* What is expected
Would you please copy every line from the records that contains the word "total"?

* Web page and app entries

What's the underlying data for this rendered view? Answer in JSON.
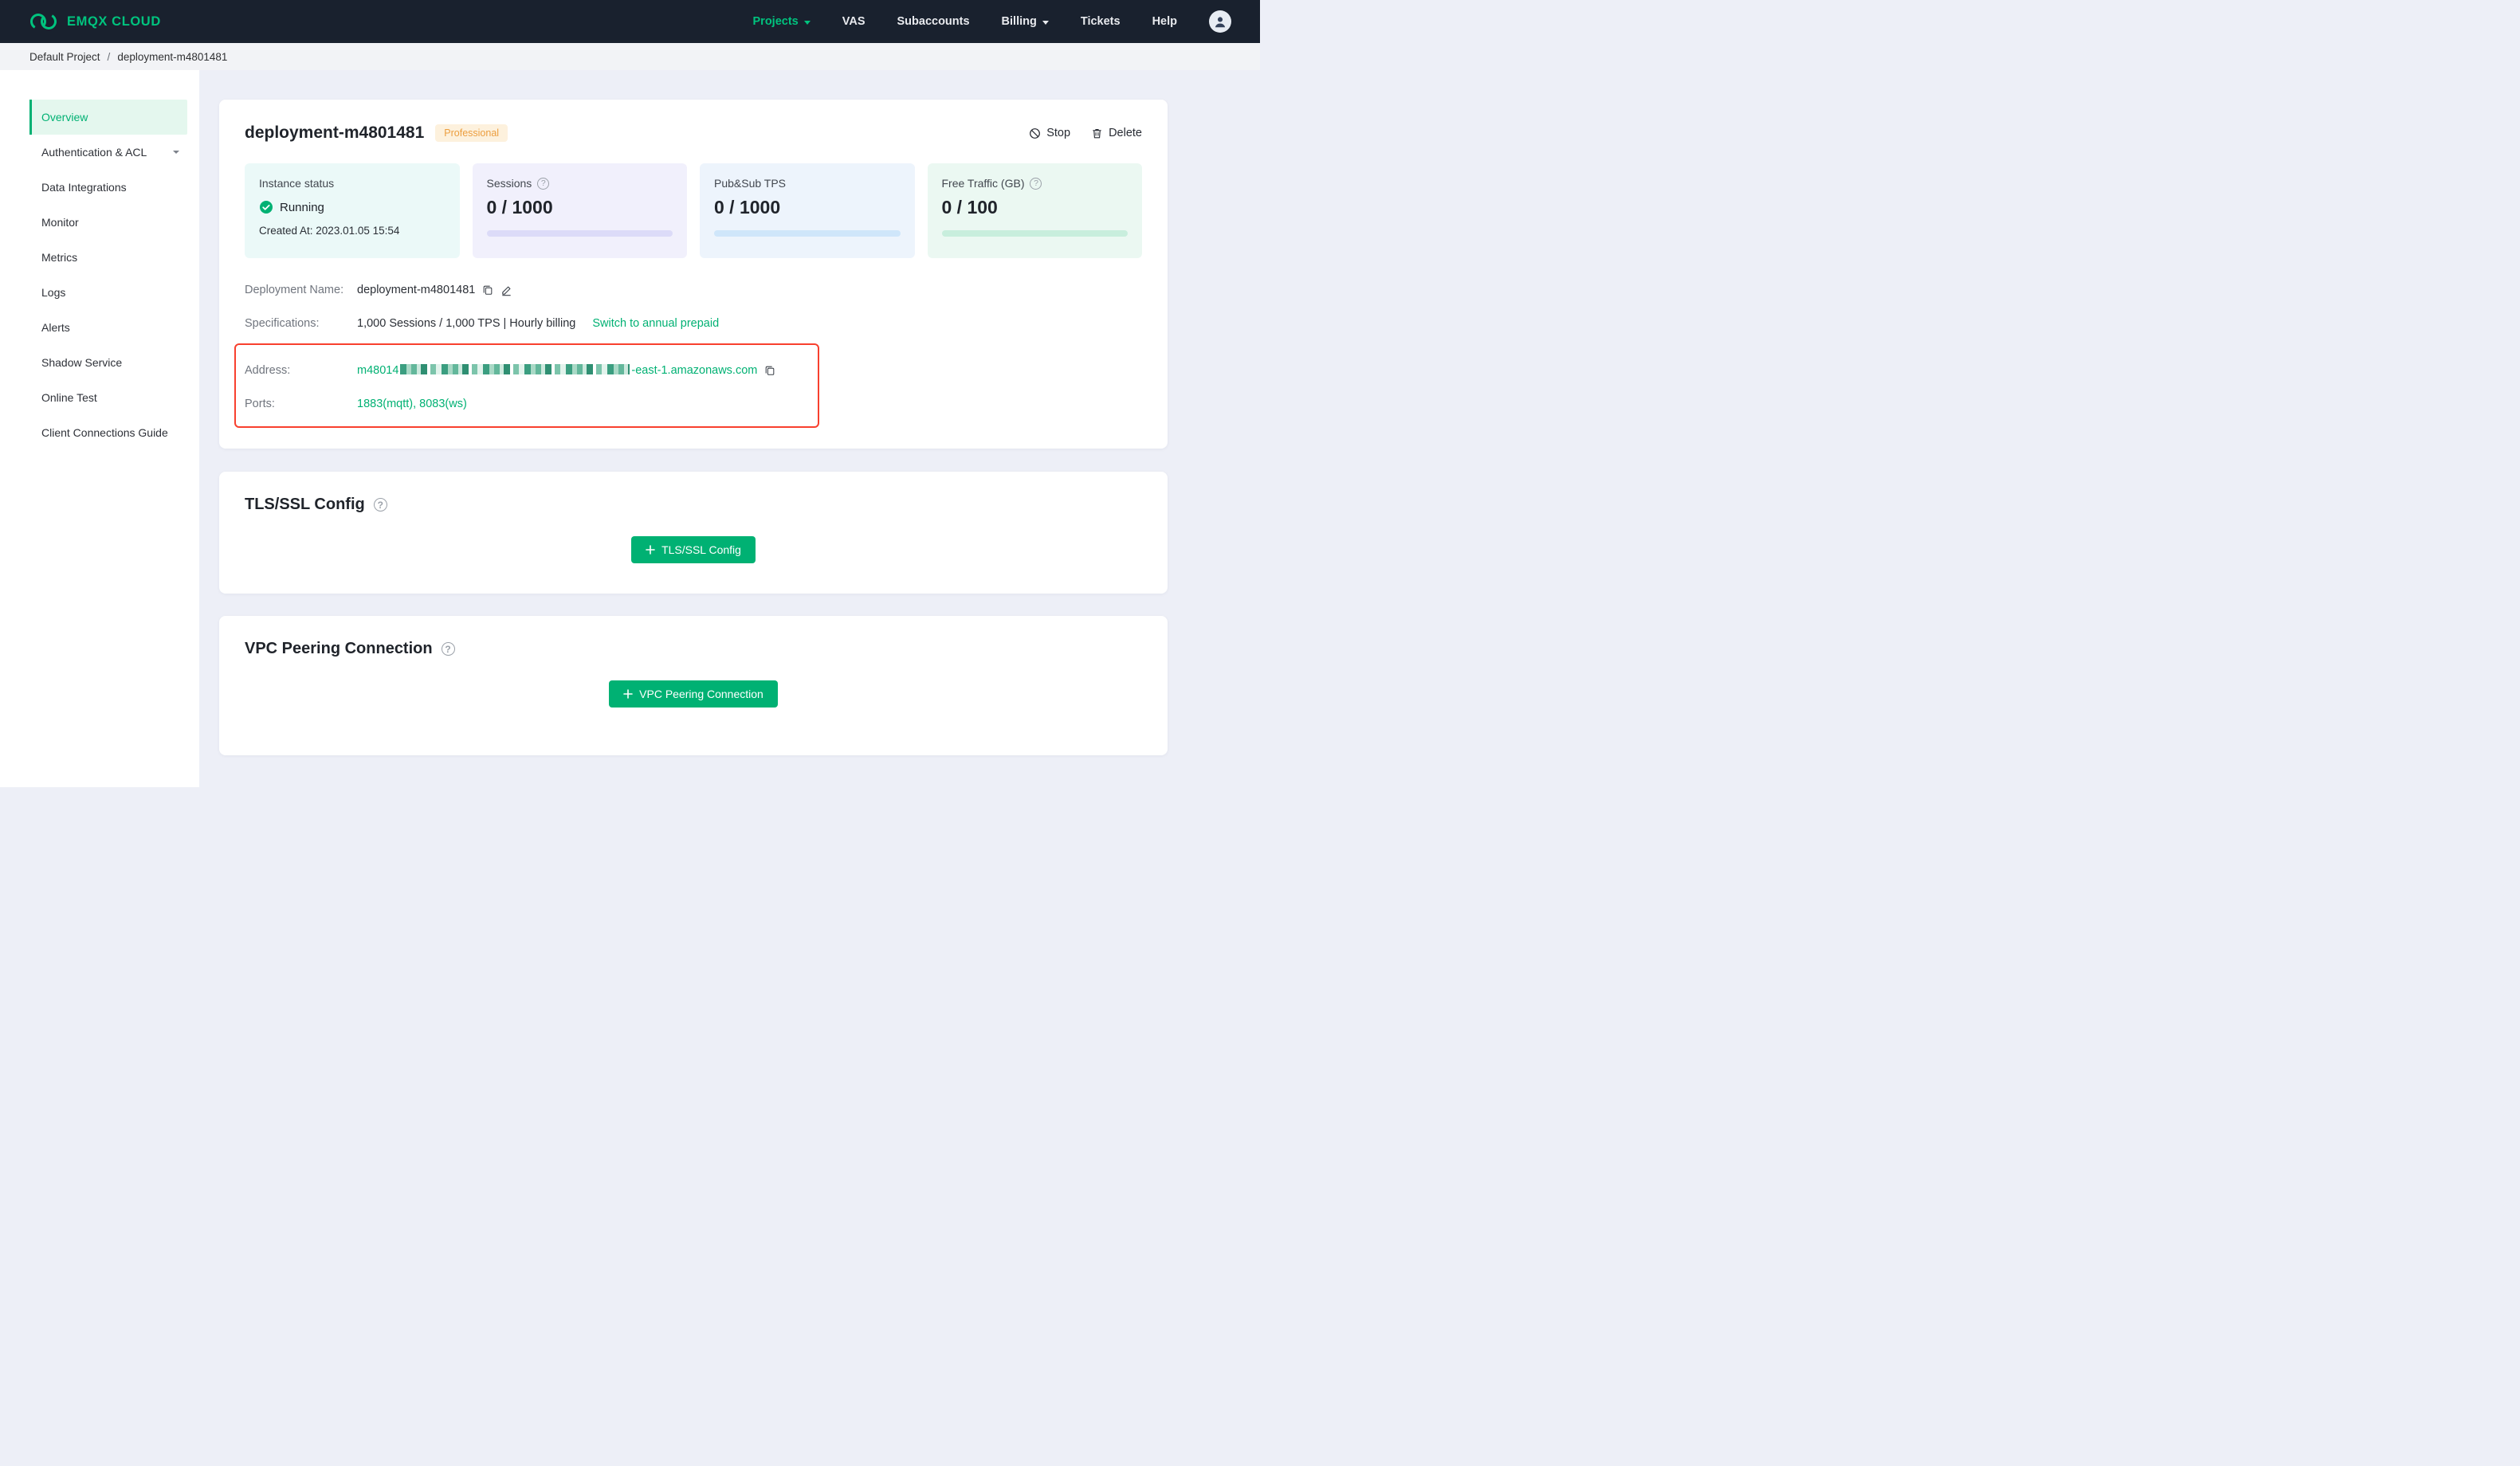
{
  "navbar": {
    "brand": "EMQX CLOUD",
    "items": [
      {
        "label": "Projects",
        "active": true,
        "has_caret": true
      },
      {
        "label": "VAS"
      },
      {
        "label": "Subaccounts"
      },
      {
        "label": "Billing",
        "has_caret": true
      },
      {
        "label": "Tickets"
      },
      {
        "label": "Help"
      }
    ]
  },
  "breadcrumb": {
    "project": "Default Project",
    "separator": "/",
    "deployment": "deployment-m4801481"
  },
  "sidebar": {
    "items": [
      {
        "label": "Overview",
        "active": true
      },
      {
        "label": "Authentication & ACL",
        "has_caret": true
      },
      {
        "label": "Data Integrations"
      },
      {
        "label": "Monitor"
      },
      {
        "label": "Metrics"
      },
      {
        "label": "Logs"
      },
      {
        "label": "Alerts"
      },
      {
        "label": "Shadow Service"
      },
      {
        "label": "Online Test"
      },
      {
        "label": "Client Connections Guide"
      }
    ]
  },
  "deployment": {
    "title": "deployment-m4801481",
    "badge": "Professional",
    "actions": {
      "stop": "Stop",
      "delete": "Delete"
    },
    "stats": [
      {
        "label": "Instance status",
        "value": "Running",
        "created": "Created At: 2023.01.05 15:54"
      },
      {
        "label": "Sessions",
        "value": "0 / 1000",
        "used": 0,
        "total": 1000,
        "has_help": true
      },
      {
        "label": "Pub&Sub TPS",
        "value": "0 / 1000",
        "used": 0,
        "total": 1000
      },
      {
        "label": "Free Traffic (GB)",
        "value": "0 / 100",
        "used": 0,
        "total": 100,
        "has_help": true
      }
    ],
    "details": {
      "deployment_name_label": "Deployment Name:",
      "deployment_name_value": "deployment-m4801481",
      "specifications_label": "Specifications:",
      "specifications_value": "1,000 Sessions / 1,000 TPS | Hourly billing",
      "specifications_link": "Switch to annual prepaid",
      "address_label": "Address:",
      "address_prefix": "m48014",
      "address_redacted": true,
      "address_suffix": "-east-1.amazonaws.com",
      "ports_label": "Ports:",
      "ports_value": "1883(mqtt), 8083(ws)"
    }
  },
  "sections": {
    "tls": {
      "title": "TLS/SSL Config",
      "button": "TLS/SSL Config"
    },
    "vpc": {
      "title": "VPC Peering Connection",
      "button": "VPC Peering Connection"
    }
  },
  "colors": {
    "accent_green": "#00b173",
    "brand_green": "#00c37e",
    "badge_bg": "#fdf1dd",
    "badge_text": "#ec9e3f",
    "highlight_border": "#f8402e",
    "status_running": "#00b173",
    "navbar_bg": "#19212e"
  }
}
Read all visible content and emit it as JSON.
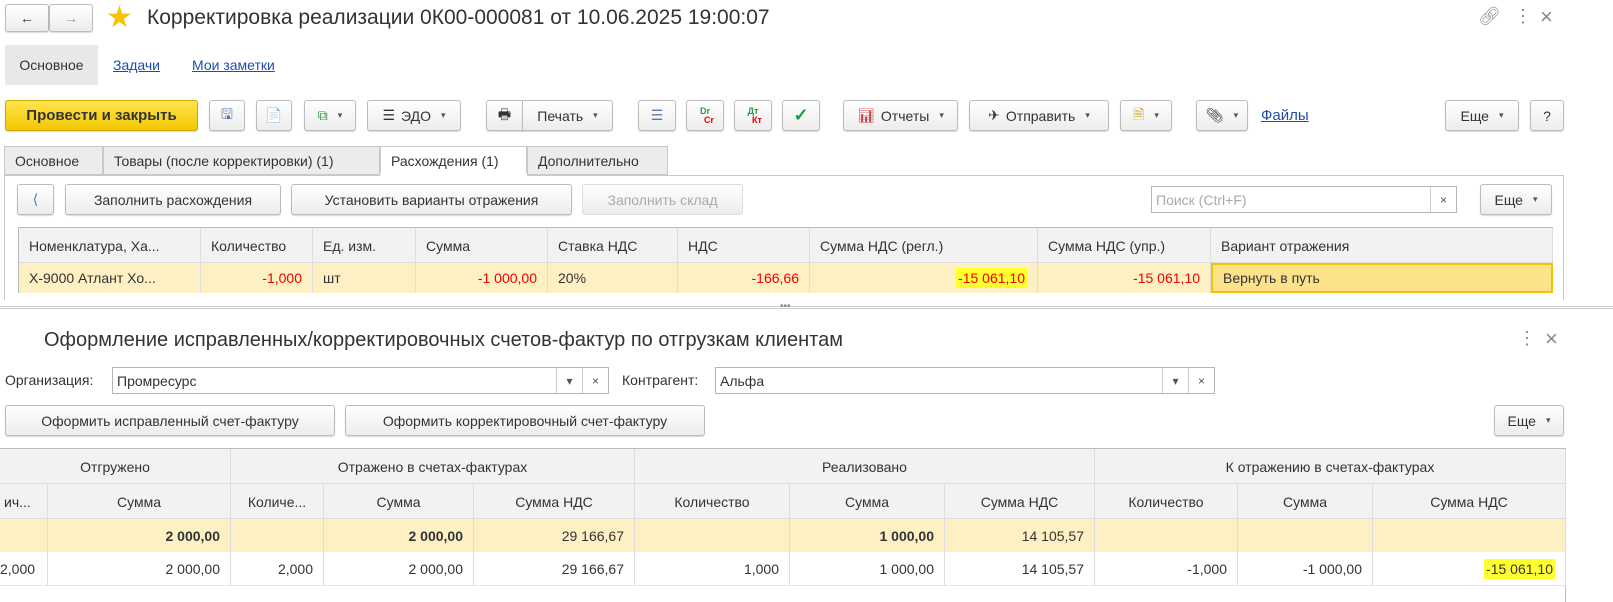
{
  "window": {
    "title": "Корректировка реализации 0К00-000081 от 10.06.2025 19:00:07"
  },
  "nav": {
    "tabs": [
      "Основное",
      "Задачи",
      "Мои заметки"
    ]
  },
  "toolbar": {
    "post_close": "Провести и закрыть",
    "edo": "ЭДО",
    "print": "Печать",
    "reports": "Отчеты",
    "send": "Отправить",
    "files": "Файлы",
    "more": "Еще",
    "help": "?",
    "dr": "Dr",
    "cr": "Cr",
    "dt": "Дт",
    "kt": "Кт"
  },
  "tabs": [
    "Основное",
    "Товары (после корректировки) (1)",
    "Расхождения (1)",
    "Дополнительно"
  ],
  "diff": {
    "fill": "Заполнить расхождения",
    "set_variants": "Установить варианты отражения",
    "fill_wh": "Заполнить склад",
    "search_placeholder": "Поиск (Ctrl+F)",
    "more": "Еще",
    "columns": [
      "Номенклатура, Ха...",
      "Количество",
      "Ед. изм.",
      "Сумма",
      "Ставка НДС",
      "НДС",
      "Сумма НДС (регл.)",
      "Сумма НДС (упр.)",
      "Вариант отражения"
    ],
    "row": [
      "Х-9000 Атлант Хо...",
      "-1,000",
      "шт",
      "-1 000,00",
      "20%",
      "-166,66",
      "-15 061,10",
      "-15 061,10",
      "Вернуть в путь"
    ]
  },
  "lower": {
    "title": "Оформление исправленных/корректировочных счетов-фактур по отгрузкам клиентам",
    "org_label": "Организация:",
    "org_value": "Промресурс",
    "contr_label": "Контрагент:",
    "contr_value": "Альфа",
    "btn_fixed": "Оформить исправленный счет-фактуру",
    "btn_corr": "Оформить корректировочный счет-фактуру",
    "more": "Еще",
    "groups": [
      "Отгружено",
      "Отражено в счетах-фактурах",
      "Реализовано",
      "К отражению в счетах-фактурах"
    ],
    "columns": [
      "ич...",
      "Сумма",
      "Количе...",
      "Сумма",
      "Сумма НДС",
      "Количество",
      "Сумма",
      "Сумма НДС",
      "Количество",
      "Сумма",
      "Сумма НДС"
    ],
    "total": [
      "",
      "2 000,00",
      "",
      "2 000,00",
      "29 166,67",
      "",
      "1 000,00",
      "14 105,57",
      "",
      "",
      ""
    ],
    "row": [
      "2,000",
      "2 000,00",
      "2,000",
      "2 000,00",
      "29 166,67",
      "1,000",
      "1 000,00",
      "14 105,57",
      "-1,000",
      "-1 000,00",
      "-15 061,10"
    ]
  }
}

* Task response
        "total": 1000,
        "total": 1000
        "total": 100,
    "total": [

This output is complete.